Wednesday, November 23, 2005The National Journal is reporting that:
"Ten days after the September 11, 2001, terrorist attacks on the World Trade Center and the Pentagon, President Bush was told in a highly classified briefing that the U.S. intelligence community had no evidence linking the Iraqi regime of Saddam Hussein to the attacks and that there was scant credible evidence that Iraq had any significant collaborative ties with Al Qaeda, according to government records and current and former officials with firsthand knowledge of the matter...
"... The Senate Intelligence Committee has asked the White House for the CIA assessment, the PDB of September 21, 2001, and dozens of other PDBs as part of the committee's ongoing investigation into whether the Bush administration misrepresented intelligence information in the run-up to war with Iraq. The Bush administration has refused to turn over these documents."
Smoking Gun? Looks like one to me. More proof the Bush administration knowlingly lied in the run-up to war with Iraq.
"The information was provided to Bush on September 21, 2001 during the "President's Daily Brief," a 30- to 45-minute early-morning national security briefing. Information for PDBs has routinely been derived from electronic intercepts, human agents, and reports from foreign intelligence services, as well as more mundane sources such as news reports and public statements by foreign leaders.
"One of the more intriguing things that Bush was told during the briefing was that the few credible reports of contacts between Iraq and Al Qaeda involved attempts by Saddam Hussein to monitor the terrorist group. Saddam viewed Al Qaeda as well as other theocratic radical Islamist organizations as a potential threat to his secular regime.
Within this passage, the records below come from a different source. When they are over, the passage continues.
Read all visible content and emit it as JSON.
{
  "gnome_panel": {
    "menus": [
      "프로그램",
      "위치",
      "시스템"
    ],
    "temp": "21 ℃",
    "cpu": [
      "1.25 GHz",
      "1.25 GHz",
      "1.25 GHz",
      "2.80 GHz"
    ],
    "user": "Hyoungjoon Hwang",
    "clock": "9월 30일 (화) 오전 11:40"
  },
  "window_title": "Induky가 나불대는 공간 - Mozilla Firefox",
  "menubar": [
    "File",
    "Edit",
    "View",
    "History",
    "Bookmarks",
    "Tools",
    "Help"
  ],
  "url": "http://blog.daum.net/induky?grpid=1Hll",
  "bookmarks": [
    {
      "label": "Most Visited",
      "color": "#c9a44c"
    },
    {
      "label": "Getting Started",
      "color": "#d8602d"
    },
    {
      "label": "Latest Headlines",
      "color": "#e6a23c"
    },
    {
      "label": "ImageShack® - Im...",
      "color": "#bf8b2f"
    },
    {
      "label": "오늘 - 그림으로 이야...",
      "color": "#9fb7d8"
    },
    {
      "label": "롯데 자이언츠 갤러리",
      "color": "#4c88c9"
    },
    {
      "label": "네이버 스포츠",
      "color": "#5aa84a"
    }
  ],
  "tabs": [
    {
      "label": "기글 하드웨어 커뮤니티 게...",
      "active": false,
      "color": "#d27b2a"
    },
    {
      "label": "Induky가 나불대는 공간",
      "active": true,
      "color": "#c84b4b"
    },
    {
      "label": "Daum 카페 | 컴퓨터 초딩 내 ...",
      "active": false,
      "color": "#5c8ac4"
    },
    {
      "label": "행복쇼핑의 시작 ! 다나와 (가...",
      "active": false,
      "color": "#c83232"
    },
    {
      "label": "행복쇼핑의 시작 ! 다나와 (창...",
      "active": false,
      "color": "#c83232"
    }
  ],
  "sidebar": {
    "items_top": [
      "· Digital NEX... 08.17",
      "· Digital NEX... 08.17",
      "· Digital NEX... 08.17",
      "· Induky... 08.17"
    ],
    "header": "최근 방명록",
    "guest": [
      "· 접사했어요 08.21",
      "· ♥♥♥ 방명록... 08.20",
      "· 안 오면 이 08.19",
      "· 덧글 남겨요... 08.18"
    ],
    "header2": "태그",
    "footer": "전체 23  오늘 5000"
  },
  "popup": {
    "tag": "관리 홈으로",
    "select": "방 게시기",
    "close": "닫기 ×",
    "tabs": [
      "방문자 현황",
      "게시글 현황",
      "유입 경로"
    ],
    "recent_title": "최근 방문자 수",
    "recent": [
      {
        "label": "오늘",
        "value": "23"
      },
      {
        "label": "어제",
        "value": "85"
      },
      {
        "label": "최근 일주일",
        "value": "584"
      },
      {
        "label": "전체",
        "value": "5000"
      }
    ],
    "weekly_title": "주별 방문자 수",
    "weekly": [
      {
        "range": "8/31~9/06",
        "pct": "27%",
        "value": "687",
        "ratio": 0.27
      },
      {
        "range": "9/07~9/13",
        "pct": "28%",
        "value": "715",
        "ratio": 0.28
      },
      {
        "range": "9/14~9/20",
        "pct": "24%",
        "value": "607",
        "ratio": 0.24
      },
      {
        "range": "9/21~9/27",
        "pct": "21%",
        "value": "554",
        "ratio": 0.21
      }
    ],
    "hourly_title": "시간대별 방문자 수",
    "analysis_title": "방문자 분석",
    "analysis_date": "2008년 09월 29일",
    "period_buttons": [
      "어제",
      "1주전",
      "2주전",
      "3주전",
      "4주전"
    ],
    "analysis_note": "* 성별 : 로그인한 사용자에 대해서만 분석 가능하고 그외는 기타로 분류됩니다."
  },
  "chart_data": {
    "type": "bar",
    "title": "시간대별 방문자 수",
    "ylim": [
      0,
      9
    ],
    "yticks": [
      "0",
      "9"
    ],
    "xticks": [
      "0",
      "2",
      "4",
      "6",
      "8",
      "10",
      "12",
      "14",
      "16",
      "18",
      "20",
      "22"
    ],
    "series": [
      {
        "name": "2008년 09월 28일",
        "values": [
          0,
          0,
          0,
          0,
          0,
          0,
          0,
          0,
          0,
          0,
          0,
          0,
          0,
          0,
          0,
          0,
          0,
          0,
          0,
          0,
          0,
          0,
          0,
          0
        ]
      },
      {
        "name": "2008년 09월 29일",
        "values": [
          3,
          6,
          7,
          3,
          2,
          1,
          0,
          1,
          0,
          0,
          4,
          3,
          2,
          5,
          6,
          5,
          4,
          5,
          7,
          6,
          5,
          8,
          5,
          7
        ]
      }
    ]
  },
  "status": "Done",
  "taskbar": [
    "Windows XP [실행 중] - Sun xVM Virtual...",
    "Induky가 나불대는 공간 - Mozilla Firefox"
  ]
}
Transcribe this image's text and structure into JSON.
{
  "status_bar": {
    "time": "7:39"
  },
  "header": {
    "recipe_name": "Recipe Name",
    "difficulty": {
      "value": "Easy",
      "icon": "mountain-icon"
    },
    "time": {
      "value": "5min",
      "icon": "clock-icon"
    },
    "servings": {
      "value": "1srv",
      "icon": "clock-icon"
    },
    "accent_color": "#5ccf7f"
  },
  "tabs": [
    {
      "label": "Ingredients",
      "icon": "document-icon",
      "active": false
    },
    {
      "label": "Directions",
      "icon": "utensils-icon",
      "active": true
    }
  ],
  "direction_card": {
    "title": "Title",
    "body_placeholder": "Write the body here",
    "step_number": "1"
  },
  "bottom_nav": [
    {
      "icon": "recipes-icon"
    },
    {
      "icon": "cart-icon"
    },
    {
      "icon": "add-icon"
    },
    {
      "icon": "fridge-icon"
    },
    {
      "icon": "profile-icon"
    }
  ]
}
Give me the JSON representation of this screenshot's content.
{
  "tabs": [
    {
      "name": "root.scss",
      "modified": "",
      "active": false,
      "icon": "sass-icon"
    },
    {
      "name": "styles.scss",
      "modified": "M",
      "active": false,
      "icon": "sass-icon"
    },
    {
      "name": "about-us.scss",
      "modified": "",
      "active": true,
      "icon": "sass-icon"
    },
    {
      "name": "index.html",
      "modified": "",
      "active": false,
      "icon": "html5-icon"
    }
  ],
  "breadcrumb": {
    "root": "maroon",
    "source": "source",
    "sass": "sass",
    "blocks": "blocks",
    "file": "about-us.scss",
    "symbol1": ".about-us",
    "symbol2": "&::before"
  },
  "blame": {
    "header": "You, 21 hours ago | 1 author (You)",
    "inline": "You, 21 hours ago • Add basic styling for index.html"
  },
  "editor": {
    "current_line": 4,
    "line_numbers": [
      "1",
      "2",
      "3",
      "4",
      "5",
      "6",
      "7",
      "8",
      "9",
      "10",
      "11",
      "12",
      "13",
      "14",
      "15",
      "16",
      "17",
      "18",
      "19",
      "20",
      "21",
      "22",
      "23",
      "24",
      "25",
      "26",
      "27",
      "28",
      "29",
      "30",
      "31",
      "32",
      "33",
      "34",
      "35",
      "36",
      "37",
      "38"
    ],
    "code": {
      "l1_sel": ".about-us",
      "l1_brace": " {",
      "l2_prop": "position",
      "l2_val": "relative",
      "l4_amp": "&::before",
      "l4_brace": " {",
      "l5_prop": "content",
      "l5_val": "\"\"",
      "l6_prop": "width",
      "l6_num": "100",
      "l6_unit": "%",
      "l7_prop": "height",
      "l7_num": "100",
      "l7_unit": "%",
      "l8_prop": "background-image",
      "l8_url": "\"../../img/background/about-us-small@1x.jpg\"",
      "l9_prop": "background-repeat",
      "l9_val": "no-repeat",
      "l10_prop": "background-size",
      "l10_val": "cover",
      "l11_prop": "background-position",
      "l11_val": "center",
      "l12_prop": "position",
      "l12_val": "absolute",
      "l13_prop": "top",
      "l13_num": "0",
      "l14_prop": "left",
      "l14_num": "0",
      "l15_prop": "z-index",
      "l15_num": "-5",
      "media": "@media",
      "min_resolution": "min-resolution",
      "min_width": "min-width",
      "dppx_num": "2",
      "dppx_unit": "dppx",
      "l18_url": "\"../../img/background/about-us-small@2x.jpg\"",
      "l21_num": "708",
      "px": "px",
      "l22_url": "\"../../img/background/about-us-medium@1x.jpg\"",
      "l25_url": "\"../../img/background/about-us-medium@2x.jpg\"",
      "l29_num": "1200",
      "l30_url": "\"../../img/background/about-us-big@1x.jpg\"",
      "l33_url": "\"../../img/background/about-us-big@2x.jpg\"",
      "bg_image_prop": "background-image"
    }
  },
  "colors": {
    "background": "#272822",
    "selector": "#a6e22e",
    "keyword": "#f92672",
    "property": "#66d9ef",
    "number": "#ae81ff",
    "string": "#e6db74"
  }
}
At one point, analysts believed, Saddam considered infiltrating the ranks of Al Qaeda with Iraqi nationals or even Iraqi intelligence operatives to learn more about its inner workings, according to records and sources.
"The September 21, 2001, briefing was prepared at the request of the president, who was eager in the days following the terrorist attacks to learn all that he could about any possible connection between Iraq and Al Qaeda."